The thicker outer part I simply sliced into pieces about a quarter of an inch thick and bagged them up. I plan to use these in sauces or dishes that will cook longer since they are a little tougher than the center. They have wonderful flavor.
Now, for the ticklish part, the fronds: while I was chopping the rest of the fennel I put the huge clump of fronds into my dishpan with a little vinegar and a lot of cold water. I let them soak for about fifteen minutes. It is a lot like washing someone’s hair… I decided that the best way to handle them was to use my Oxo salad spinner. I pulled the fronds out and let the drain in the insert of the spinner while I put fresh water in the dishpan. I put the fronds through two rinses then I took out a few handfuls at a time and used the spinner to get out as much water as I could.
I let the huge pile of fronds drain on kitchen towels for a time then I stuffed handfuls into quart zip top freezer bags. The easiest way I have found to remove most of the air from these bags is to close the top all except maybe an inch. Put the filled bag on a counter and roll the bag from the bottom, squeezing out as much air as possible. Then seal the last inch of the top of the bag while it is still rolled up. Then bag can be flattened and it will have a vacuum around the food. When I want to use the fennel fronds I simply open the bag over the food that I want to add it to and use my kitchen shears to snip the fronds. I can reseal the bag with the unused portion and put it back into the freezer.

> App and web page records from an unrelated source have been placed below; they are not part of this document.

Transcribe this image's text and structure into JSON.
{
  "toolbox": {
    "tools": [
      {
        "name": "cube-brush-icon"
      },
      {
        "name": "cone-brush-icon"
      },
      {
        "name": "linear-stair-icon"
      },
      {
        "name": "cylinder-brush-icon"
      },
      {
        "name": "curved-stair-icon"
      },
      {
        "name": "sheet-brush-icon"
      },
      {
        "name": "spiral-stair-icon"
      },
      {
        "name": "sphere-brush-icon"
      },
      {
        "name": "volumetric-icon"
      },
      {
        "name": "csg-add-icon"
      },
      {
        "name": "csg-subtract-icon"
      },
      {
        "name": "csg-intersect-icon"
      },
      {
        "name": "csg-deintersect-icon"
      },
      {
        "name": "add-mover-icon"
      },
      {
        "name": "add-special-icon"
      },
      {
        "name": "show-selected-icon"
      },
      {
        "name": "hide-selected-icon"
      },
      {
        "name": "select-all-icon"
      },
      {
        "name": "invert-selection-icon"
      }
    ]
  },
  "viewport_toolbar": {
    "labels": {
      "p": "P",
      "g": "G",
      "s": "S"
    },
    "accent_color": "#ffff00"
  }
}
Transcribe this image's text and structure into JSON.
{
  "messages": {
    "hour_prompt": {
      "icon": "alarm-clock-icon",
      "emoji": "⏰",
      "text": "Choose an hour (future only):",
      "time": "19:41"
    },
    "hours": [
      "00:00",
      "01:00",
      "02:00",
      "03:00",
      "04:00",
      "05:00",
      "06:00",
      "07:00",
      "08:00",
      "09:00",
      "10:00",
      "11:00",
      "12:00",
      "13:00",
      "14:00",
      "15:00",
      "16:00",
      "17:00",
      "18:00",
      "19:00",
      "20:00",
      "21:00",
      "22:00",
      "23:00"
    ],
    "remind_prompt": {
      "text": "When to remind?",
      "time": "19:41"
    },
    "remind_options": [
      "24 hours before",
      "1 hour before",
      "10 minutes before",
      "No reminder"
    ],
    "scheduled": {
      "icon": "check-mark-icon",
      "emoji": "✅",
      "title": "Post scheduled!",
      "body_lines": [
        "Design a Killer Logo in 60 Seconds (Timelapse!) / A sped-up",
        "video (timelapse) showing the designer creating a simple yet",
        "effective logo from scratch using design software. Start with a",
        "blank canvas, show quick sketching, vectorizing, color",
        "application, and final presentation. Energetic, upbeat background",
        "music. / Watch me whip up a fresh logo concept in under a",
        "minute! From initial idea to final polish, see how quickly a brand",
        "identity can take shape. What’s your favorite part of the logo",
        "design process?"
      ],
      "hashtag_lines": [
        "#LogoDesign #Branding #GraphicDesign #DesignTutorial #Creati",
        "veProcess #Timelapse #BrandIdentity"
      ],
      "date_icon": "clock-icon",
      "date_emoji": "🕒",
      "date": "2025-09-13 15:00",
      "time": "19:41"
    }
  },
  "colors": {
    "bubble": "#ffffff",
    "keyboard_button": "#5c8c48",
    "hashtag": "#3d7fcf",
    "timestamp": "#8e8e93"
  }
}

Oh, and I did keep one bulb out to share with a friend and to use for a salad. Raw fennel is a real treat. It has a mild licorice flavor that is not overwhelming at all.